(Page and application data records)
***

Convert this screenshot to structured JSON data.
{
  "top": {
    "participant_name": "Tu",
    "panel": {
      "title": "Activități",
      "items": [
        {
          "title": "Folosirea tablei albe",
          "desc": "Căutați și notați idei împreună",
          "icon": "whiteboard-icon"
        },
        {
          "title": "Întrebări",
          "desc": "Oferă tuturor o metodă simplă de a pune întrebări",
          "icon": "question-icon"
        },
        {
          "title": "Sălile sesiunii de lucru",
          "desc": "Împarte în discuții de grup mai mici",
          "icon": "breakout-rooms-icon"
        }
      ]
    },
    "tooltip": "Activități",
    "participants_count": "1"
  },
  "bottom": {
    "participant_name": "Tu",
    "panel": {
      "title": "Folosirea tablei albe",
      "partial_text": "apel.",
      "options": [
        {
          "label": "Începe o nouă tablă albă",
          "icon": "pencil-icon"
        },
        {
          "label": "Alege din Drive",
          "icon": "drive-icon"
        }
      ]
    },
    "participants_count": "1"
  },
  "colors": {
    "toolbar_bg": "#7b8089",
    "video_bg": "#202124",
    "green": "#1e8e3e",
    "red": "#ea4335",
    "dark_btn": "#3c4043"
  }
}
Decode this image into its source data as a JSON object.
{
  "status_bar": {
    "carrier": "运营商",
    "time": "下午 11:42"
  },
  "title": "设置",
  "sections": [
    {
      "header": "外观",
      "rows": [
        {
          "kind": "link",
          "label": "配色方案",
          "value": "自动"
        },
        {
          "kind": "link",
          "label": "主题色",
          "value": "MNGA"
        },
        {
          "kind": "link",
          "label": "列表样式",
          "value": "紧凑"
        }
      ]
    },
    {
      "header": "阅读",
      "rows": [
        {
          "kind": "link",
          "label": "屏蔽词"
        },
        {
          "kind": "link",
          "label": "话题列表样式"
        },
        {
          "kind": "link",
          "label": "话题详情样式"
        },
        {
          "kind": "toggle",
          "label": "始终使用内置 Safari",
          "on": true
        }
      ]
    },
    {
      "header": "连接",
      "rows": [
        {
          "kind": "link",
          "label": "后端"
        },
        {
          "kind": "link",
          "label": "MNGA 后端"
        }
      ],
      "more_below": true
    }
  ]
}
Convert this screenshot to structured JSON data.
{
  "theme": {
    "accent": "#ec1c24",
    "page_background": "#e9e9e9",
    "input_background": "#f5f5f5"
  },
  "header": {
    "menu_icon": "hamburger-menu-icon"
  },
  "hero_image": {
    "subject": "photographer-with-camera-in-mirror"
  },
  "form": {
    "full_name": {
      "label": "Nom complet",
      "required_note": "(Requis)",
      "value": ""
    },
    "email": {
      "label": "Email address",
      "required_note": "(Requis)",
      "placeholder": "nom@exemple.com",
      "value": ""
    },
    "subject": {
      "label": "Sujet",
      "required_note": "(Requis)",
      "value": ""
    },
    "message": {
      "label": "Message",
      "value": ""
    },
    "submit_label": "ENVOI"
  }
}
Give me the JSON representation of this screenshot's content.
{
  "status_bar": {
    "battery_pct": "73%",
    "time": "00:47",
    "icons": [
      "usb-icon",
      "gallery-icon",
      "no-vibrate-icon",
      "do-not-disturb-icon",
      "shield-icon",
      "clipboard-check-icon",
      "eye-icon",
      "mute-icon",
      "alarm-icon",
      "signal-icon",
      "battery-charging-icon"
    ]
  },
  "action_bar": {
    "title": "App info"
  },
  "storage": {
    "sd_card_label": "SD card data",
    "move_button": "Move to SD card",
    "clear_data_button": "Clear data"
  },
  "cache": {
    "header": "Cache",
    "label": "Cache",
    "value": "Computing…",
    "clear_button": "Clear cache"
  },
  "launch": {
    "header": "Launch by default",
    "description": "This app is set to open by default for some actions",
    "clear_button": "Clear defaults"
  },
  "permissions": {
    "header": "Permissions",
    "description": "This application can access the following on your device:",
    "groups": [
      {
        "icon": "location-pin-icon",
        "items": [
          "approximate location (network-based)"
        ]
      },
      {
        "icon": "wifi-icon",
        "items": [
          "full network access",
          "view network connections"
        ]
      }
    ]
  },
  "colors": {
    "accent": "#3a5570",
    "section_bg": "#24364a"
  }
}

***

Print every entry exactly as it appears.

[Completed exercise]
Convert this screenshot to structured JSON data.
{
  "top": {
    "participant_name": "Tu",
    "panel": {
      "title": "Activități",
      "items": [
        {
          "title": "Folosirea tablei albe",
          "desc": "Căutați și notați idei împreună",
          "icon": "whiteboard-icon"
        },
        {
          "title": "Întrebări",
          "desc": "Oferă tuturor o metodă simplă de a pune întrebări",
          "icon": "question-icon"
        },
        {
          "title": "Sălile sesiunii de lucru",
          "desc": "Împarte în discuții de grup mai mici",
          "icon": "breakout-rooms-icon"
        }
      ]
    },
    "tooltip": "Activități",
    "participants_count": "1"
  },
  "bottom": {
    "participant_name": "Tu",
    "panel": {
      "title": "Folosirea tablei albe",
      "partial_text": "apel.",
      "options": [
        {
          "label": "Începe o nouă tablă albă",
          "icon": "pencil-icon"
        },
        {
          "label": "Alege din Drive",
          "icon": "drive-icon"
        }
      ]
    },
    "participants_count": "1"
  },
  "colors": {
    "toolbar_bg": "#7b8089",
    "video_bg": "#202124",
    "green": "#1e8e3e",
    "red": "#ea4335",
    "dark_btn": "#3c4043"
  }
}
Decode this image into its source data as a JSON object.
{
  "status_bar": {
    "carrier": "运营商",
    "time": "下午 11:42"
  },
  "title": "设置",
  "sections": [
    {
      "header": "外观",
      "rows": [
        {
          "kind": "link",
          "label": "配色方案",
          "value": "自动"
        },
        {
          "kind": "link",
          "label": "主题色",
          "value": "MNGA"
        },
        {
          "kind": "link",
          "label": "列表样式",
          "value": "紧凑"
        }
      ]
    },
    {
      "header": "阅读",
      "rows": [
        {
          "kind": "link",
          "label": "屏蔽词"
        },
        {
          "kind": "link",
          "label": "话题列表样式"
        },
        {
          "kind": "link",
          "label": "话题详情样式"
        },
        {
          "kind": "toggle",
          "label": "始终使用内置 Safari",
          "on": true
        }
      ]
    },
    {
      "header": "连接",
      "rows": [
        {
          "kind": "link",
          "label": "后端"
        },
        {
          "kind": "link",
          "label": "MNGA 后端"
        }
      ],
      "more_below": true
    }
  ]
}
Convert this screenshot to structured JSON data.
{
  "theme": {
    "accent": "#ec1c24",
    "page_background": "#e9e9e9",
    "input_background": "#f5f5f5"
  },
  "header": {
    "menu_icon": "hamburger-menu-icon"
  },
  "hero_image": {
    "subject": "photographer-with-camera-in-mirror"
  },
  "form": {
    "full_name": {
      "label": "Nom complet",
      "required_note": "(Requis)",
      "value": ""
    },
    "email": {
      "label": "Email address",
      "required_note": "(Requis)",
      "placeholder": "nom@exemple.com",
      "value": ""
    },
    "subject": {
      "label": "Sujet",
      "required_note": "(Requis)",
      "value": ""
    },
    "message": {
      "label": "Message",
      "value": ""
    },
    "submit_label": "ENVOI"
  }
}
Give me the JSON representation of this screenshot's content.
{
  "status_bar": {
    "battery_pct": "73%",
    "time": "00:47",
    "icons": [
      "usb-icon",
      "gallery-icon",
      "no-vibrate-icon",
      "do-not-disturb-icon",
      "shield-icon",
      "clipboard-check-icon",
      "eye-icon",
      "mute-icon",
      "alarm-icon",
      "signal-icon",
      "battery-charging-icon"
    ]
  },
  "action_bar": {
    "title": "App info"
  },
  "storage": {
    "sd_card_label": "SD card data",
    "move_button": "Move to SD card",
    "clear_data_button": "Clear data"
  },
  "cache": {
    "header": "Cache",
    "label": "Cache",
    "value": "Computing…",
    "clear_button": "Clear cache"
  },
  "launch": {
    "header": "Launch by default",
    "description": "This app is set to open by default for some actions",
    "clear_button": "Clear defaults"
  },
  "permissions": {
    "header": "Permissions",
    "description": "This application can access the following on your device:",
    "groups": [
      {
        "icon": "location-pin-icon",
        "items": [
          "approximate location (network-based)"
        ]
      },
      {
        "icon": "wifi-icon",
        "items": [
          "full network access",
          "view network connections"
        ]
      }
    ]
  },
  "colors": {
    "accent": "#3a5570",
    "section_bg": "#24364a"
  }
}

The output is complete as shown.